Our hard week came to a head this morning as Olive had her one year check up and got 5 shots in her little legs.  So, I made a soup for her for lunch.  Cream of celery, and I pureed the heck out of it so that there’d be no chunks.  I just didn’t feel like challenging her today. She ate fine.  Not as much as last week, but enough.  And I will continue to do what I know in my heart to be best.  Let her be a person with feelings and a new found opinion on things, and try not to force her to like something just because I do.  She’ll come around.  And if today, she only wants the texture of soups and yogurt, then that’s fine.  Maybe tomorrow she’ll eat something more challenging.  The point, I think, is to get back to the heart of what makes food and cooking beautiful: it’s something to be shared.  Eating, first, should be enjoyable.  Not nutritious, not organic – but delicious.  Good for the soul.  Shared with family and friends.  Happy.  Stress-free.  Not another lesson to pass or fail.  I vow to back off in my intensity for success at having a “good eater” a bit and get back to what makes food so amazing.  It’s good.

An incredible way to enjoy a couple of vegetables that might not be everyone’s favorite is first: roast them till they’re a little crispy.  And second: toss them in a vinaigrette!  In today’s recipe, that vinaigrette is one that contains fish sauce and it’s incredible.  I know you wouldn’t typically put “fish sauce” and “incredible” in the same sentence, but you’ll start to once you try this.  Also, it’s from David Chang’s genius book, Momofuku, and I’m pretty sure he’s never made anything bad in his life.  It’s so simple and the vinaigrette recipe makes a lot, so you can save it in your fridge to toss with pretty much any roasted vegetable.  The original recipe called to toss it with roasted brussels sprouts, which is a vegetable most think they don’t like.  But I’m pretty convinced you’re always just one recipe away from liking something you thought you never would.  So!  Try this today and let me know what you think.  Fish sauce can be found in most Asian sections of supermarkets near all the soy sauce, but if you have trouble, you can definitely find it at any Asian mart in town.

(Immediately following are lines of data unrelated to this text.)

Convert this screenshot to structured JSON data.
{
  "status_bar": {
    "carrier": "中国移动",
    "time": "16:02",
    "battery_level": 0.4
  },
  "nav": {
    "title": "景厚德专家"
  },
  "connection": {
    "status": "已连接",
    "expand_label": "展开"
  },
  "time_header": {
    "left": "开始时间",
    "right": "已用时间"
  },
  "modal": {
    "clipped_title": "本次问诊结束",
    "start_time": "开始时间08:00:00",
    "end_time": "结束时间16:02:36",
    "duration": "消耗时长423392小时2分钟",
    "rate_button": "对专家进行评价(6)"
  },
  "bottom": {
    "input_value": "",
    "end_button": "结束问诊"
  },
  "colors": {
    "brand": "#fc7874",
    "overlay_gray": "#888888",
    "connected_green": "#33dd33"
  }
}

roasted broccoli and brussels sprouts

 

Roasted Broccoli and Cauliflower with Fish Sauce Vinagrette

1 medium head broccoli
1/2 head cauliflower
Olive oil
Salt and pepper to taste
4 tbs Fish Sauce Vinaigrette (recipe follows)

Preheat oven to 400F.  Cut up the broccoli and cauliflower into small, bite sized pieces.  I trim the “trees” in half so that they roast better.  You want to aim to make the size of your vegetables all nearly the same so they cook at the same rate.  Toss in a couple tablespoons of olive oil and spread out on a large rimmed baking sheet.  Don’t crowd the pan.  Put it on two pans if you need to.  Sprinkle with salt and pepper and roast for about 20 minutes, or until they start to get kinda crispy and browned on the edges like in the photo above.  When they’re done, toss in a large bowl with the vinaigrette and serve immediately.  For some reason, broccoli gets cold faster than any other vegetable known to man.

Fish Sauce Vinaigrette

1/2 cup fish sauce
1/4 cup water
2 tbs rice wine vinegar
Juice of 1 lime
1/4 cup sugar
1 garlic clove, minced
1 to 3 red bird’s-eye chilies, thinly sliced

Combine everything in a large mason jar with a tight fitting lid.  Or any container with a tight fitting lid that won’t leak.  Shake it all around until the sugar dissolves.  Keep in the fridge for up to a week.